An impressive charge by Mitch Evans from fourteenth on the grid into sixth place at the end of the opening lap counted for nothing in the Barcelona GP2 Series sprint race overnight at the Spanish Grand Prix.

The 19-year-old New Zealander held the strong sixth position in the early stages but by lap 15 he knew he was in trouble with a badly worn front left tyre. Evans stubbornly held off Johnny Cecetto for another five laps although he already realised his race was run.

"I'd made a mega start and was into a rhythm early on. The car felt good at that stage and I was trying to save the tyres so I could push at the end of the race," said Evans.

"I was feeling comfortable until around lap 15 when Cecotto began to close and I had to use the tyres harder because a couple of times he got a bit optimistic. Then I was in trouble and it was game over."


"As soon as the tread wears away on the loaded left tyre more than it is on the right tyre you start locking brakes. My left front went earlier than the other cars; I was really struggling."
Evans dropped six places in three laps and with the tyre "down to the canvas," he retired two laps before the finish.

"We'd made a couple of set up changes to overcome a bit of understeer I had during the Saturday race, although we're a bit confused why the tyre wore so quickly."

"Barcelona was disappointing after such a good start but we'll now focus on Monaco in two weeks. I like that track. We'll start our championship there..."

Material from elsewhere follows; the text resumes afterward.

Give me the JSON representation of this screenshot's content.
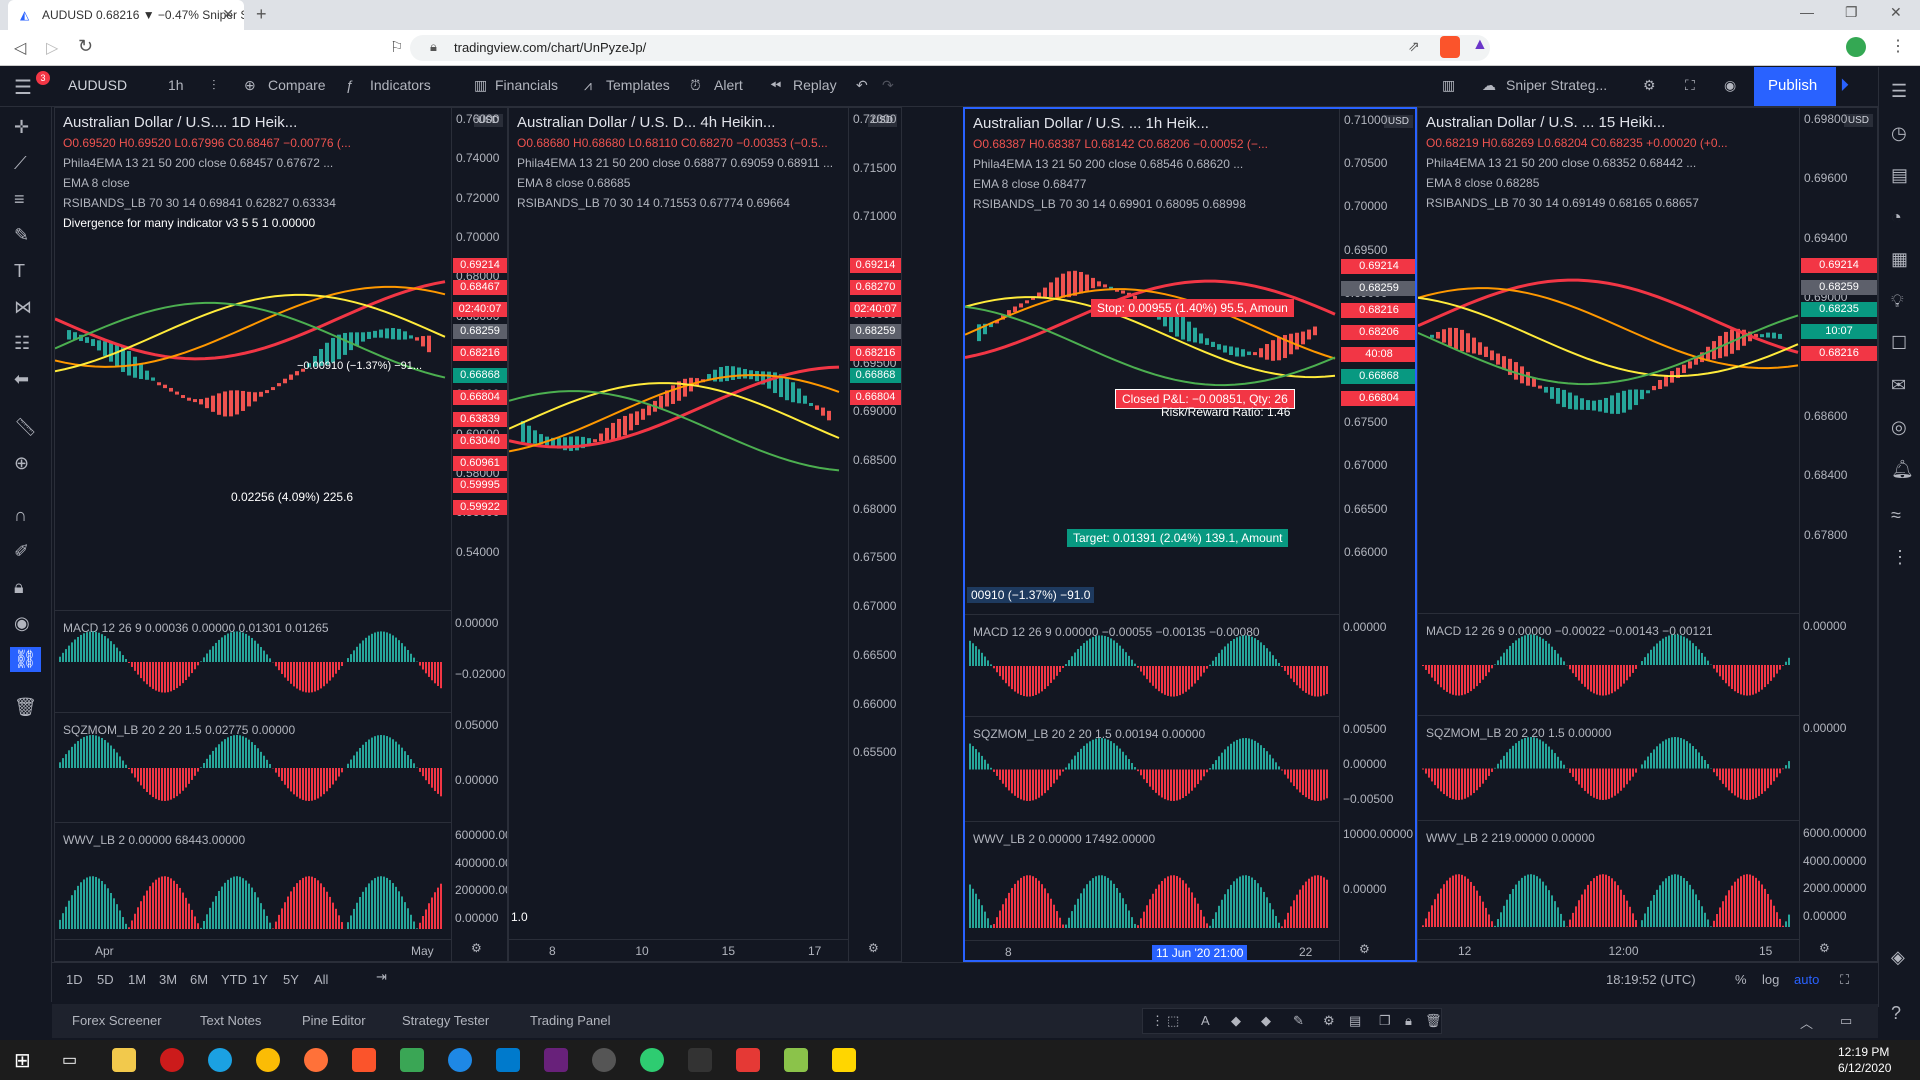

Brazilian driver Felipe Nasr scored his first victory in GP2 in Sunday morning's sprint race. It was his 50th start in the category. Nasr made a fantastic start from sixth on the grid, passing poleman Tom Dillmann on lap two to take a lead he held until the chequered flag.
Points leader Jolyon Palmer, following an early clash with Rio Haryanto, took the fight to Nasr, after passing Dillmann with a bold move on lap five.

Palmer chased down Nasr, and stayed with him for the first half of the race, before Nasr pulled away.

Palmer came back at him in the closing stages, but a big lock-up at Turn 1 sent him across the run-off, and he dropped back to finish 7.6s behind the Brazilian. Dillmann finished third, just holding off Arthur Pic. Julian Leal finished fifth, ahead of Saturday's winner Johnny Cecotto.